I saw on Twitter a picture by Brian Laney, Northamptonshire's vice county recorder, who has encyclopaedic knowledge of Britain's flora, of a yellow-flowered plant, Yellow Monkswort (Nonea lutea), which he described as the first record for Oxfordshire. I thought I had seen it in Hook Norton a few days ago; a plant I did not recognise then, other than place it in the borage family, and I had assumed it was a garden throw out, not worthy of further attention. Yesterday I went to take a closer look, and sure enough it was Yellow Monkswort, a neophyte (an alien) of American origin, described as widespread in Britain but quite rare. The second Oxfordshire record. It was on a bank under a low garden wall, near to some weeds - Groundsel (Senecio vulgaris), Ivy-leaved Speedwell (Veronica hederifolia), Hairy Bittercress (Cardamine hirsuta), - but for me, someone who does not get too excited about alien plants, more interestingly by far, there were also a few plants of Muscari neglectum, a rare native plant. This is in a few old gardens round the village, but is widespread on the village green in Chadlington, a few miles south. I suspect it was commonplace in Hook Norton in the past, though there is no mention in Druce's 'Flora of Oxfordshire'.
Yellow Monkswort (Nonea lutea)
Lesser Celandines (Ficaria verna) Probably Rough Comfrey (Symphytum asperum)
Finally I came across some Early Dog Violets (Viola reichenbachiana) at a crossroads under a wall, the first I have seen this year. Because of where I found it I probably ought to check that one too, just in case it is a hybrid. (I really should lug around with me the botanist's bible, Stace's 'New Flora of the British Isles', weighing just over 1.2 Kg, to avoid these uncertainties!).
If your comfrey is creeping it will by Symphytum x hidcotense 'Hidcote Blue'. Two tone flowers and early into flower. A bit of a thug.ReplyDelete

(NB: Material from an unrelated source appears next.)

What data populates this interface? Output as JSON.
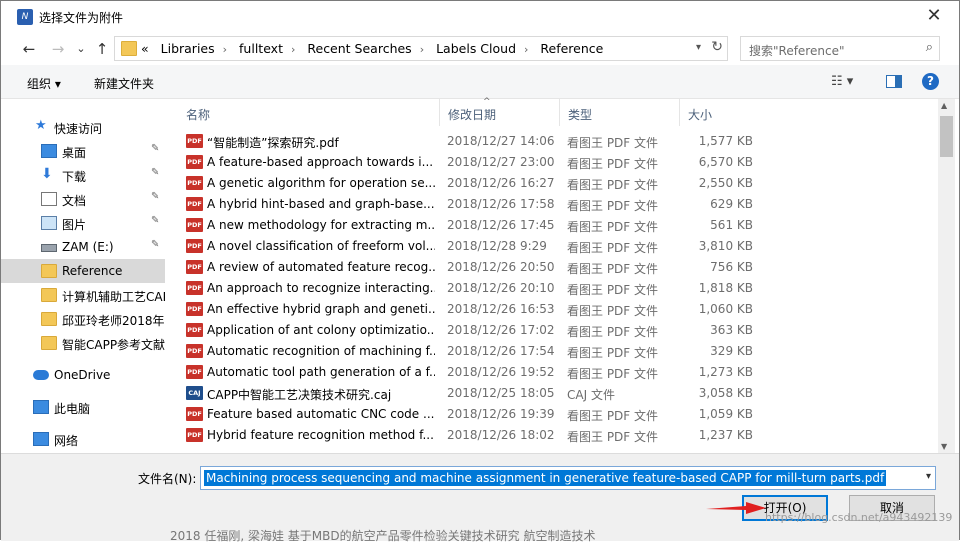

I have been back sinceand I think you are correct except that I could not find stolons. The leaves are correct foe S. grandiflorum.Delete